Barbara J. Sherburne, Trinity
Getting flu shot did no good
Like so many of my friends, neighbors and fellow residents of Pasco County, I bared my arm last fall to get my flu shot. What I did not realize was that I might just as well have had an injection of distilled water. I caught the flu as so many others did. My wife caught the flu as well despite having received the shot.
At the time, they indicated they were protecting us against the same flu strains that were prevalent last year. I questioned it at the time since I know that there are new strains every year. I was assured that this shot was adequate. Wrong!
For the first time in 25 years, I got knocked out by the flu. Then I read that the shot was only 9 percent effective on persons over 65. I am over 65. Why is it that our age group was hit so hard? Perhaps they gave us a special, ineffective shot to get rid of us?
I think that there should be an investigation by our representatives in the state Legislature and in Congress to see what is going on with these shots. Medicare, other insurance and people's hard-earned cash was paid for this ripoff.

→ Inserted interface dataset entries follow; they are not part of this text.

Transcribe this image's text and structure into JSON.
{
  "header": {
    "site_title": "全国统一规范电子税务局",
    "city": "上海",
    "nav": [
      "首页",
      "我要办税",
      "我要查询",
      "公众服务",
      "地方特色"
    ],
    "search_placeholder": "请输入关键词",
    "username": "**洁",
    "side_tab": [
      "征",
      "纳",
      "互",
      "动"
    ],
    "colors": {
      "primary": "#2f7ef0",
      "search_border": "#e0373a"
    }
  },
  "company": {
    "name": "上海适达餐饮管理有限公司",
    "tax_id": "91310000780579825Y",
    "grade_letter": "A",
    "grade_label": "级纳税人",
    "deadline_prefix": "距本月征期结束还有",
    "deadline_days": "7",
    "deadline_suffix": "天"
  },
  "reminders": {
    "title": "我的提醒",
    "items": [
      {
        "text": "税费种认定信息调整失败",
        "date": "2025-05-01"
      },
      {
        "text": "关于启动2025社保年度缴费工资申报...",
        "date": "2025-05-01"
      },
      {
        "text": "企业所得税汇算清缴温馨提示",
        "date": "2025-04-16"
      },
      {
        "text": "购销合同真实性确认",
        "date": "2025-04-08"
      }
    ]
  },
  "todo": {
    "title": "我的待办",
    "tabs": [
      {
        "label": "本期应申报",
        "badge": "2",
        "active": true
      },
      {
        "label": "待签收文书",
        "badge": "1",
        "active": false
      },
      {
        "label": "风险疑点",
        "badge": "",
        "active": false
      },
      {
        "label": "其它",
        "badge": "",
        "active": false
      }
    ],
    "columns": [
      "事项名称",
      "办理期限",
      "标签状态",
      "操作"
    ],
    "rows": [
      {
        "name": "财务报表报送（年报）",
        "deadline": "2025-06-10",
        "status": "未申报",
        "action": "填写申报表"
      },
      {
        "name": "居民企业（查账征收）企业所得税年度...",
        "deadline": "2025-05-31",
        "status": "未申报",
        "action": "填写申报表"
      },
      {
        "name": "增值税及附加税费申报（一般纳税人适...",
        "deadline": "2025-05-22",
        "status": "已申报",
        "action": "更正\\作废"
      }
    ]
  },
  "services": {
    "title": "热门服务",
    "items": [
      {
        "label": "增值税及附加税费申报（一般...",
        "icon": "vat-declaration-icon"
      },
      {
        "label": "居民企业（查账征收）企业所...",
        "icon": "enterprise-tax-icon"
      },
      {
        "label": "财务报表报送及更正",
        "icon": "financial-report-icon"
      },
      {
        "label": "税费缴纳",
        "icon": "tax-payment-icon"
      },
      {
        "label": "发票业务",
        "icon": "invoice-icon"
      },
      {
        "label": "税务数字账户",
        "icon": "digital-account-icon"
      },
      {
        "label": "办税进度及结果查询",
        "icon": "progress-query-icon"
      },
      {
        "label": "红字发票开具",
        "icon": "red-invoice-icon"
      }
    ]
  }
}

The drug companies simply gave us last year's leftover serum. Nine percent effective? That is statistically insignificant. Powdered tiger tooth or a magic amulet would have worked just as well. To top it off, the medical profession tells us to get the shot anyway, even if it does not work. Perhaps we should all just mail in a check and let it go at that since it is all about the money.
Lewis Corvene, Hudson
Citizens must be stopped
I read about the man who easily scammed an elderly lady out of $1,300. Then I read about the CEO of Citizens Insurance spending our hard-earned money on hotels and I came up with the perfect solution. All these scammers should get together, pool their money and start a new homeowners insurance company.
They can undercut Citizens' prices and get most of the homeowners to go with them, live the high life and not worry about being prosecuted or going to jail. They could scam the whole state of Florida legitimately.
Help! We need a break. Why can't our lawmakers do something to reign these greedy people in?
Donna Herrick, Hudson